Task instructions: Your response should be the listing below, repeated exactly and in full.

Input data:
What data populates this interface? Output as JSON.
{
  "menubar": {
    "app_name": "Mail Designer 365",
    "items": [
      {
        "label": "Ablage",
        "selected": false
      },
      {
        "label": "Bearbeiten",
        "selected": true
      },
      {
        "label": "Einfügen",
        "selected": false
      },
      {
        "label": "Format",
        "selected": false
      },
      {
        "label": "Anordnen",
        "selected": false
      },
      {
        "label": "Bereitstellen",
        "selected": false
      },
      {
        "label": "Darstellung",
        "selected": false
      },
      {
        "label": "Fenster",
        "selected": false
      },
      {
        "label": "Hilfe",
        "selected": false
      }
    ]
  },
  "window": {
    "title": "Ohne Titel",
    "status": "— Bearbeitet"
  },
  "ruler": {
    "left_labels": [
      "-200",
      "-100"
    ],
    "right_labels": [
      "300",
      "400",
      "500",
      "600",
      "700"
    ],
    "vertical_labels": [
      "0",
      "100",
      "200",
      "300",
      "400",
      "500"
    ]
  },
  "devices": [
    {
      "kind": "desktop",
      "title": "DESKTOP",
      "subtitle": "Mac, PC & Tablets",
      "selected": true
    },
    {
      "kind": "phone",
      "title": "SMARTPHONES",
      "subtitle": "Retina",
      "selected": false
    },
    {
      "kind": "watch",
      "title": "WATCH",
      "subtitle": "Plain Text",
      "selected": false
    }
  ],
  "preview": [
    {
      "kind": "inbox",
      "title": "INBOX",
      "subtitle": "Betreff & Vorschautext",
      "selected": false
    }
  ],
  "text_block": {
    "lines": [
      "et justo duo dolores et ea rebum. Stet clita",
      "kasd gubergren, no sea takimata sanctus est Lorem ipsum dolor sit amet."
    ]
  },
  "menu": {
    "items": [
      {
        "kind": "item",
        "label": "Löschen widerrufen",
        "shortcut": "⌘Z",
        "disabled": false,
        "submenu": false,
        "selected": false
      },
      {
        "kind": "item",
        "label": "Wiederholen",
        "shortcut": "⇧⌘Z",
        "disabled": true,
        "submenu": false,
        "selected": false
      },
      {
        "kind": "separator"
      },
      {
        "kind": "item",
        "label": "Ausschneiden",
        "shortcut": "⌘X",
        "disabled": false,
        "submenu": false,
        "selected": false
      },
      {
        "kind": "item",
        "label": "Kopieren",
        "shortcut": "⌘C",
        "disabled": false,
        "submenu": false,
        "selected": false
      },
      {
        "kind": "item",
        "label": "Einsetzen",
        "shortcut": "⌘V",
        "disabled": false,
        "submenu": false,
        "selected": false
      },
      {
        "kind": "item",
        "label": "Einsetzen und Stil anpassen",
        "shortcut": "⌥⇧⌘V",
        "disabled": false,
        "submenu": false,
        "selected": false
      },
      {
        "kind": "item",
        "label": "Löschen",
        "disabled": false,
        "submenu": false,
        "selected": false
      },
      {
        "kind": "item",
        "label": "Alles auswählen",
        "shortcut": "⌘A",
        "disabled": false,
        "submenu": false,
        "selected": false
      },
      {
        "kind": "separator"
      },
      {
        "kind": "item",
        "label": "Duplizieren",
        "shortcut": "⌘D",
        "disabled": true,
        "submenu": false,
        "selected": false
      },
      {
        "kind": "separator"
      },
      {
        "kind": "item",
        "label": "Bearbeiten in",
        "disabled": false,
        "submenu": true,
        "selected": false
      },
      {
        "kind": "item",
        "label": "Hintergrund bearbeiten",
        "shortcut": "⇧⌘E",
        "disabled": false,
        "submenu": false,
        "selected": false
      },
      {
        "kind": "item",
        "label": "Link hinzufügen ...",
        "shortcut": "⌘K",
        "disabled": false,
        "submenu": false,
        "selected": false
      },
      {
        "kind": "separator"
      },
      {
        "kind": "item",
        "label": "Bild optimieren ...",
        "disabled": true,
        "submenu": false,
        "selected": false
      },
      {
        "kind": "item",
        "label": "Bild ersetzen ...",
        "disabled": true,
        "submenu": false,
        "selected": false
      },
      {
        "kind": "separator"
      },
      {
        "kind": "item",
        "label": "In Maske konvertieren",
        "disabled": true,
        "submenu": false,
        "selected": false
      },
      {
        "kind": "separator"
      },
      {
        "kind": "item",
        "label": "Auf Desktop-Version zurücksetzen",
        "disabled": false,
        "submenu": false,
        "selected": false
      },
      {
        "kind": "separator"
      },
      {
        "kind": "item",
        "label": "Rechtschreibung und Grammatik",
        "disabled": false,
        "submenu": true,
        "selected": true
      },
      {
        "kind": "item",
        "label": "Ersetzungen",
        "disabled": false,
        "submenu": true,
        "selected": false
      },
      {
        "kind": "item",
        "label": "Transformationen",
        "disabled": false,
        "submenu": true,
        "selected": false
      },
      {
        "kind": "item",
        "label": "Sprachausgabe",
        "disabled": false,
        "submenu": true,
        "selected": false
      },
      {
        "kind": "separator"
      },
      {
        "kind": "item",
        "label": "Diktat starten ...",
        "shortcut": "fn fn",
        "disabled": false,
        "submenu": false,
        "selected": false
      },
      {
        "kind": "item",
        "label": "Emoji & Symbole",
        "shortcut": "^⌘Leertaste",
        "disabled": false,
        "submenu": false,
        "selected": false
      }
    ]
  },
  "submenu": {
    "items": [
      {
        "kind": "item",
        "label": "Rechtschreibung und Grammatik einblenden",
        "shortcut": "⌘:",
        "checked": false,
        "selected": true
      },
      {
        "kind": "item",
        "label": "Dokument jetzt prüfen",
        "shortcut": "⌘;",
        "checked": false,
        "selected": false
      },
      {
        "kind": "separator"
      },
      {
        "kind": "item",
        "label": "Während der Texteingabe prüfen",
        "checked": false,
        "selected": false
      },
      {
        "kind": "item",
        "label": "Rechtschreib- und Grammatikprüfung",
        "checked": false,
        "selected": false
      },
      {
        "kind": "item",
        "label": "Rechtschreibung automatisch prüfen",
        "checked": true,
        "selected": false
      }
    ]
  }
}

Your solution:
What data populates this interface? Output as JSON.
{
  "menubar": {
    "app_name": "Mail Designer 365",
    "items": [
      {
        "label": "Ablage",
        "selected": false
      },
      {
        "label": "Bearbeiten",
        "selected": true
      },
      {
        "label": "Einfügen",
        "selected": false
      },
      {
        "label": "Format",
        "selected": false
      },
      {
        "label": "Anordnen",
        "selected": false
      },
      {
        "label": "Bereitstellen",
        "selected": false
      },
      {
        "label": "Darstellung",
        "selected": false
      },
      {
        "label": "Fenster",
        "selected": false
      },
      {
        "label": "Hilfe",
        "selected": false
      }
    ]
  },
  "window": {
    "title": "Ohne Titel",
    "status": "— Bearbeitet"
  },
  "ruler": {
    "left_labels": [
      "-200",
      "-100"
    ],
    "right_labels": [
      "300",
      "400",
      "500",
      "600",
      "700"
    ],
    "vertical_labels": [
      "0",
      "100",
      "200",
      "300",
      "400",
      "500"
    ]
  },
  "devices": [
    {
      "kind": "desktop",
      "title": "DESKTOP",
      "subtitle": "Mac, PC & Tablets",
      "selected": true
    },
    {
      "kind": "phone",
      "title": "SMARTPHONES",
      "subtitle": "Retina",
      "selected": false
    },
    {
      "kind": "watch",
      "title": "WATCH",
      "subtitle": "Plain Text",
      "selected": false
    }
  ],
  "preview": [
    {
      "kind": "inbox",
      "title": "INBOX",
      "subtitle": "Betreff & Vorschautext",
      "selected": false
    }
  ],
  "text_block": {
    "lines": [
      "et justo duo dolores et ea rebum. Stet clita",
      "kasd gubergren, no sea takimata sanctus est Lorem ipsum dolor sit amet."
    ]
  },
  "menu": {
    "items": [
      {
        "kind": "item",
        "label": "Löschen widerrufen",
        "shortcut": "⌘Z",
        "disabled": false,
        "submenu": false,
        "selected": false
      },
      {
        "kind": "item",
        "label": "Wiederholen",
        "shortcut": "⇧⌘Z",
        "disabled": true,
        "submenu": false,
        "selected": false
      },
      {
        "kind": "separator"
      },
      {
        "kind": "item",
        "label": "Ausschneiden",
        "shortcut": "⌘X",
        "disabled": false,
        "submenu": false,
        "selected": false
      },
      {
        "kind": "item",
        "label": "Kopieren",
        "shortcut": "⌘C",
        "disabled": false,
        "submenu": false,
        "selected": false
      },
      {
        "kind": "item",
        "label": "Einsetzen",
        "shortcut": "⌘V",
        "disabled": false,
        "submenu": false,
        "selected": false
      },
      {
        "kind": "item",
        "label": "Einsetzen und Stil anpassen",
        "shortcut": "⌥⇧⌘V",
        "disabled": false,
        "submenu": false,
        "selected": false
      },
      {
        "kind": "item",
        "label": "Löschen",
        "disabled": false,
        "submenu": false,
        "selected": false
      },
      {
        "kind": "item",
        "label": "Alles auswählen",
        "shortcut": "⌘A",
        "disabled": false,
        "submenu": false,
        "selected": false
      },
      {
        "kind": "separator"
      },
      {
        "kind": "item",
        "label": "Duplizieren",
        "shortcut": "⌘D",
        "disabled": true,
        "submenu": false,
        "selected": false
      },
      {
        "kind": "separator"
      },
      {
        "kind": "item",
        "label": "Bearbeiten in",
        "disabled": false,
        "submenu": true,
        "selected": false
      },
      {
        "kind": "item",
        "label": "Hintergrund bearbeiten",
        "shortcut": "⇧⌘E",
        "disabled": false,
        "submenu": false,
        "selected": false
      },
      {
        "kind": "item",
        "label": "Link hinzufügen ...",
        "shortcut": "⌘K",
        "disabled": false,
        "submenu": false,
        "selected": false
      },
      {
        "kind": "separator"
      },
      {
        "kind": "item",
        "label": "Bild optimieren ...",
        "disabled": true,
        "submenu": false,
        "selected": false
      },
      {
        "kind": "item",
        "label": "Bild ersetzen ...",
        "disabled": true,
        "submenu": false,
        "selected": false
      },
      {
        "kind": "separator"
      },
      {
        "kind": "item",
        "label": "In Maske konvertieren",
        "disabled": true,
        "submenu": false,
        "selected": false
      },
      {
        "kind": "separator"
      },
      {
        "kind": "item",
        "label": "Auf Desktop-Version zurücksetzen",
        "disabled": false,
        "submenu": false,
        "selected": false
      },
      {
        "kind": "separator"
      },
      {
        "kind": "item",
        "label": "Rechtschreibung und Grammatik",
        "disabled": false,
        "submenu": true,
        "selected": true
      },
      {
        "kind": "item",
        "label": "Ersetzungen",
        "disabled": false,
        "submenu": true,
        "selected": false
      },
      {
        "kind": "item",
        "label": "Transformationen",
        "disabled": false,
        "submenu": true,
        "selected": false
      },
      {
        "kind": "item",
        "label": "Sprachausgabe",
        "disabled": false,
        "submenu": true,
        "selected": false
      },
      {
        "kind": "separator"
      },
      {
        "kind": "item",
        "label": "Diktat starten ...",
        "shortcut": "fn fn",
        "disabled": false,
        "submenu": false,
        "selected": false
      },
      {
        "kind": "item",
        "label": "Emoji & Symbole",
        "shortcut": "^⌘Leertaste",
        "disabled": false,
        "submenu": false,
        "selected": false
      }
    ]
  },
  "submenu": {
    "items": [
      {
        "kind": "item",
        "label": "Rechtschreibung und Grammatik einblenden",
        "shortcut": "⌘:",
        "checked": false,
        "selected": true
      },
      {
        "kind": "item",
        "label": "Dokument jetzt prüfen",
        "shortcut": "⌘;",
        "checked": false,
        "selected": false
      },
      {
        "kind": "separator"
      },
      {
        "kind": "item",
        "label": "Während der Texteingabe prüfen",
        "checked": false,
        "selected": false
      },
      {
        "kind": "item",
        "label": "Rechtschreib- und Grammatikprüfung",
        "checked": false,
        "selected": false
      },
      {
        "kind": "item",
        "label": "Rechtschreibung automatisch prüfen",
        "checked": true,
        "selected": false
      }
    ]
  }
}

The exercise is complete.